Contrasting first impressions taken from the first two music videos (“Prince de Combat” and “Minuit”) that circulate the internet from the new project from ex-Fenster member Letournelle Remé, are that he either believes he’s a spiritual monk preparing to be a samurai or that he possesses a goofy sense of humour. Thoughts about this personality are brought to attention before you notice his mixture of alternative electropop dreaminess, occasional exotic rhythms, french-accent seduction and psychobabble speeches on his debut EP Steps; making him this year’s Sébastien Tellier.
This is particularly noticeable on the tropical house and sparkly sleigh-bells percussion of “Sun Moon”. Although Remé’s project Slow Steve is less inclined towards psychedelic and progressive pop elements of his fellow Frenchman and prefers to enjoy creating layers of synth confusion and hypnotic analogue noise that can place it’s listeners in an odd dance floor trance.
Imitating 1990s video camera techniques complete with wavy videotape tracking lines, the promo for “Prince De Combat” shows Remé’s alter ego Slow Steve in training mode: jogging, tai chi movements, karate kicking and yoga-meditating. He is blissfully unaware that the modern world co-exists around him. His exclaim, “you were just screaming at me but I couldn’t help it“, is appropriately and obsessively disengaged from the world.
The musical content can be both tranquil and suffocating. The melancholic side of 80s synthpop, most notably Gary Numan, Japan and Depeche Mode are evident in the relaxing pressed keyboards and simplistic notes as Remé adopts a Erlend Øye-like comforting guidance. Yet the gloomy key changes and the sticky coating of fuzzy static spraying and amplifier distortion, that grow gradually in it’s intensity until it floods the atmosphere, isn’t quite zen.
The French werewolf in France themed-music video shows his sense of humour and is an extension of the wolf howls at the beginning of “Minuit“. It’s an upbeat affair with sniffy snares, low-fi analogue sounds and propeller-cutting swirls. Whilst the disorientated keyboards in the backdrop are reminiscent of the intro to Björk’s “Mouth’s Cradle”. The repetitive lyrics and duplicated backing vocals are phrased in a similar fashion to Harry Nilsson’s “Coconut”: “Life goes nowhere, why I do I care? Trying is not fair, why do I care?“, but sung in a nonchalant manner somewhere between Ariel Pink and E from Eels. This is one of many songs that appear to feature an electric organ sound, “Break My Sound” is another example. Mismatched looping of immoral industrial electronica groan over the ecclesiastical instrument in an intoxicating yet short interlude.
Like on most of the album, unpolished recording noise exists on “Aquabed” to give a unique and atmospheric production sound and particularly on here, it’s in the form of an accidentally-found radio transmission. The semi-cyborg French-language voice gives it a futuristic setting and the soft immobile keyboards make it soporific enough to induce narcoleptic symptoms.

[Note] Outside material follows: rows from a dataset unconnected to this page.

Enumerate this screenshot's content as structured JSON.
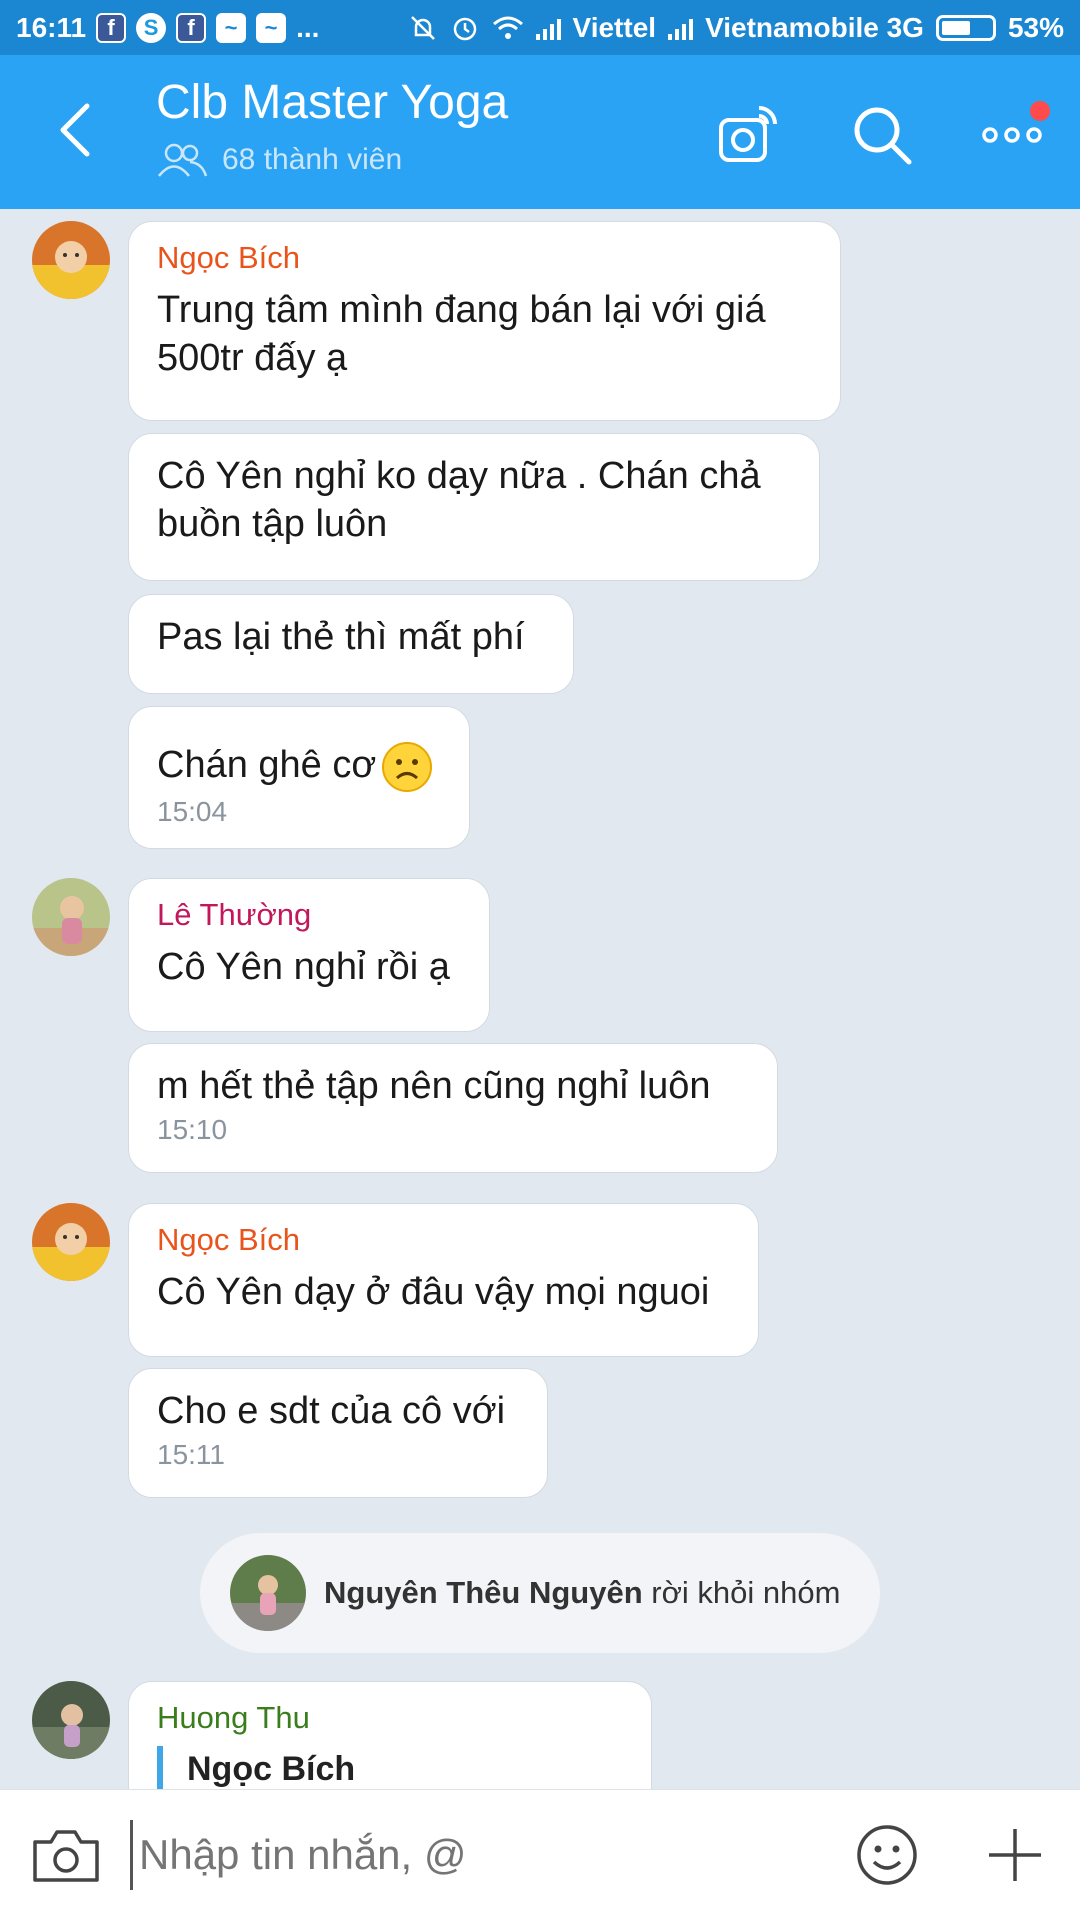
{
  "status_bar": {
    "time": "16:11",
    "carrier1": "Viettel",
    "carrier2": "Vietnamobile 3G",
    "battery": "53%",
    "ellipsis": "..."
  },
  "header": {
    "title": "Clb Master Yoga",
    "members": "68 thành viên",
    "accent": "#2aa3f5",
    "notification_dot_color": "#ff4b4b"
  },
  "messages": [
    {
      "sender": "Ngọc Bích",
      "sender_color": "#e8541c",
      "bubbles": [
        {
          "lines": [
            "Trung tâm mình đang bán lại với giá",
            "500tr đấy ạ"
          ]
        },
        {
          "lines": [
            "Cô Yên nghỉ ko dạy nữa . Chán chả",
            "buồn tập luôn"
          ]
        },
        {
          "lines": [
            "Pas lại thẻ thì mất phí"
          ]
        },
        {
          "lines": [
            "Chán ghê cơ"
          ],
          "emoji": "sad-face-emoji",
          "time": "15:04"
        }
      ]
    },
    {
      "sender": "Lê Thường",
      "sender_color": "#c2185b",
      "bubbles": [
        {
          "lines": [
            "Cô Yên nghỉ rồi ạ"
          ]
        },
        {
          "lines": [
            "m hết thẻ tập nên cũng nghỉ luôn"
          ],
          "time": "15:10"
        }
      ]
    },
    {
      "sender": "Ngọc Bích",
      "sender_color": "#e8541c",
      "bubbles": [
        {
          "lines": [
            "Cô Yên dạy ở đâu vậy mọi nguoi"
          ]
        },
        {
          "lines": [
            "Cho e sdt của cô với"
          ],
          "time": "15:11"
        }
      ]
    }
  ],
  "system_message": {
    "name": "Nguyên Thêu Nguyên",
    "action": " rời khỏi nhóm"
  },
  "last_message": {
    "sender": "Huong Thu",
    "sender_color": "#3a7d1c",
    "quote_name": "Ngọc Bích"
  },
  "input_bar": {
    "placeholder": "Nhập tin nhắn, @"
  }
}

The voice is more robotic in “Vostok” – utilizing vocoders – and is quintessential French. The fusion of Air’s downtempo patience yet mesmerizing direction and Daft Punk’s musical dehumanization give it that feel, despite the name relating to a spacecraft built by the Soviet Union. The ticking clock, metallic-construction sounds and the line: “Waiting for so long“, could easily relate to the first human spaceflight in history in 1961, undertaken by the aforementioned Russian technology and matches nicely with Air’s own space-themed enterprise “Surfing on a Rocket”.
Slow Steve label Moor music has labelled the EP as Mantra Pop and his utterance suggests that he does have some kind of doctrine. Disappointingly, it’s lyrically anticlimactic. The words are so obscure, incomprehensible and minimal that you are left feeling empty, without really knowing what his divine mantra is. It’s not helped by the track “Sun Moon”, where Remé’s voice uncharacteristically slurs in an off key manner in the spectrum of Morrisey and Bob Dylan.
If you can’t speak French, the final track will also add to the bamboozlement. Perhaps it would have been better if the whole album was in English or French or even a completely fictional language like in the case of Sigur Rós – where ambiguity could be interpreted throughout – to better shape the concept awareness with a more solid consistency. Maybe the subsequent LP will be a more insightful second impression.
Words by Matt Hobbs